» **Description of the task**:
Where in the material does the word "vinh" appear? Copy each line that has it.

[[ Raw data open ]]

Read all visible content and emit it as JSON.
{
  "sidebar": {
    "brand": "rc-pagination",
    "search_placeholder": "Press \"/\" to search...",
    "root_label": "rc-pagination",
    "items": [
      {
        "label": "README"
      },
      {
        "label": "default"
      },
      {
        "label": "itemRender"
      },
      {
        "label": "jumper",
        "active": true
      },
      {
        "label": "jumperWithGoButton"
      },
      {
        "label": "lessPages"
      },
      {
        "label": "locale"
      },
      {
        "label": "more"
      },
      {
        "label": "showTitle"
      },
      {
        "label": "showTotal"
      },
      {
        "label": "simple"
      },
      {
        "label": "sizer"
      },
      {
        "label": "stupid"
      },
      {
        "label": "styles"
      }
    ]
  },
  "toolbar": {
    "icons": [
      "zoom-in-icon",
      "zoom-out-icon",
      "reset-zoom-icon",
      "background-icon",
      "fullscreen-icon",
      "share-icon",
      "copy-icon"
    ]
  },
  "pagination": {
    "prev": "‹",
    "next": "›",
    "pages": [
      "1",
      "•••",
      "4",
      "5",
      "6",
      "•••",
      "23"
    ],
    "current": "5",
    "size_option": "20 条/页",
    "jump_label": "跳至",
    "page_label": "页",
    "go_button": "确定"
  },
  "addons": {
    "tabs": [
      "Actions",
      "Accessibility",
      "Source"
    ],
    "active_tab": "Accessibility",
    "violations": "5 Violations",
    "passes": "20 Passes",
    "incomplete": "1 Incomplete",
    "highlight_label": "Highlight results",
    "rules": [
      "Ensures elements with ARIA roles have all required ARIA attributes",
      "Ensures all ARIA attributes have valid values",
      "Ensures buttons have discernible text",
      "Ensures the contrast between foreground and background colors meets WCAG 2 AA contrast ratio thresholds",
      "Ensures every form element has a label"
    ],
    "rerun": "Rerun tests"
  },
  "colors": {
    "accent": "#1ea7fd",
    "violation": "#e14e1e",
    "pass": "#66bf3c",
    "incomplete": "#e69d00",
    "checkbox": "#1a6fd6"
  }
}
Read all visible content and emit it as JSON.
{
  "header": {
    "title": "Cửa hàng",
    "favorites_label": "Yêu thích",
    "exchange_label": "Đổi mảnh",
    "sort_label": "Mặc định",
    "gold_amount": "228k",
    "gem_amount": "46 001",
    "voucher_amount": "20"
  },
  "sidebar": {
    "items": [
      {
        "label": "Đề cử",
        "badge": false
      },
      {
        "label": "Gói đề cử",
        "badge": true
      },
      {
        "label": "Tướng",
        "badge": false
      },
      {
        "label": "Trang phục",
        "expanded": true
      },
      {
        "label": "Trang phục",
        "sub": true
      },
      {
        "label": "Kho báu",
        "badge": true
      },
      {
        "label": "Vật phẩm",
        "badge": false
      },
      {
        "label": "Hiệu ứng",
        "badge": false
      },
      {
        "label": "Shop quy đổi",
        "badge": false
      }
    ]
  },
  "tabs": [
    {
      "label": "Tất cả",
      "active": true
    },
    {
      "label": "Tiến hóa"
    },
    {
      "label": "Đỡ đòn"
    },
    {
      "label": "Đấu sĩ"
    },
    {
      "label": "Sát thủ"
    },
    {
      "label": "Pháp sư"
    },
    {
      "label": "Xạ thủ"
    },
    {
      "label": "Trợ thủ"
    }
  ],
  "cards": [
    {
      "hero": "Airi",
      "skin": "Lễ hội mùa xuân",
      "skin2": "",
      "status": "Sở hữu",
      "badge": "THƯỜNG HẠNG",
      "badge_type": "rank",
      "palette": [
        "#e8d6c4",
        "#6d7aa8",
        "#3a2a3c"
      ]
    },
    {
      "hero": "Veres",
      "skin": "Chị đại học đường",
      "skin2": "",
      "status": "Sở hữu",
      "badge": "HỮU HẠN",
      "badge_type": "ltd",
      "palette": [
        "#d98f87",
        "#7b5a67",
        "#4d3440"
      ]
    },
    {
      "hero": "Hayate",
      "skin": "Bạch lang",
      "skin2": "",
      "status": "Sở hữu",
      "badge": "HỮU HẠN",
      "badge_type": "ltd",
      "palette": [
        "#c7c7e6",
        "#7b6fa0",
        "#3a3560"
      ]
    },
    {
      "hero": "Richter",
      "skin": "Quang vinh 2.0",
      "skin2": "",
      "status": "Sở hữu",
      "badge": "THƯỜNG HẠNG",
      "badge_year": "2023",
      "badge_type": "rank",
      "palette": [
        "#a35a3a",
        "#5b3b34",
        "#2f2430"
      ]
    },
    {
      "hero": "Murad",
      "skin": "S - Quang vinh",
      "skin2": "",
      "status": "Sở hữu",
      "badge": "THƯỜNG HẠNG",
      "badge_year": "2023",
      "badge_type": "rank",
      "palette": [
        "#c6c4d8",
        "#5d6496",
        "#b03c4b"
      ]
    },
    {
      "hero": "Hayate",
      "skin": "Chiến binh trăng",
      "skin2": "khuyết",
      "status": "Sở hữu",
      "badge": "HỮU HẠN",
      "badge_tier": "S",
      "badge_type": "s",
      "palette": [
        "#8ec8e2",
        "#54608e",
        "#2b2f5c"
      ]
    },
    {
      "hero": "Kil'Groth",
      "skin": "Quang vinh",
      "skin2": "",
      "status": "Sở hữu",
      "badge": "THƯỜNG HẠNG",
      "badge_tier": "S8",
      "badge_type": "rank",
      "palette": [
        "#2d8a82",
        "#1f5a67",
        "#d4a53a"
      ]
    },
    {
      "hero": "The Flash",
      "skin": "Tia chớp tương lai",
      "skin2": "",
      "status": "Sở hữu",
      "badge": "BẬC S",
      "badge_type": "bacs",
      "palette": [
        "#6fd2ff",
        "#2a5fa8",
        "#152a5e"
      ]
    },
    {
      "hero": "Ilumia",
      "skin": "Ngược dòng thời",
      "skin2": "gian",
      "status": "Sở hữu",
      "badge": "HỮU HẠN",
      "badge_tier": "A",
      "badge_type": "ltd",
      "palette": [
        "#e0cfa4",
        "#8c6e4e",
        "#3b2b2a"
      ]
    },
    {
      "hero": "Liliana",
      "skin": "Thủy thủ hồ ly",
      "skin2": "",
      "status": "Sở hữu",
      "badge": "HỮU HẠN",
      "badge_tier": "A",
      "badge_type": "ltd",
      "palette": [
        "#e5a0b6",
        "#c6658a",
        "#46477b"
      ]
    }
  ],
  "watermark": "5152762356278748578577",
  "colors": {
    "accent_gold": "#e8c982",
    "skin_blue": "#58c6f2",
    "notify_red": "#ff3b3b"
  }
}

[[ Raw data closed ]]

» **Solution to this exercise**:
      "skin": "Quang vinh 2.0",
      "skin": "S - Quang vinh",
      "skin": "Quang vinh",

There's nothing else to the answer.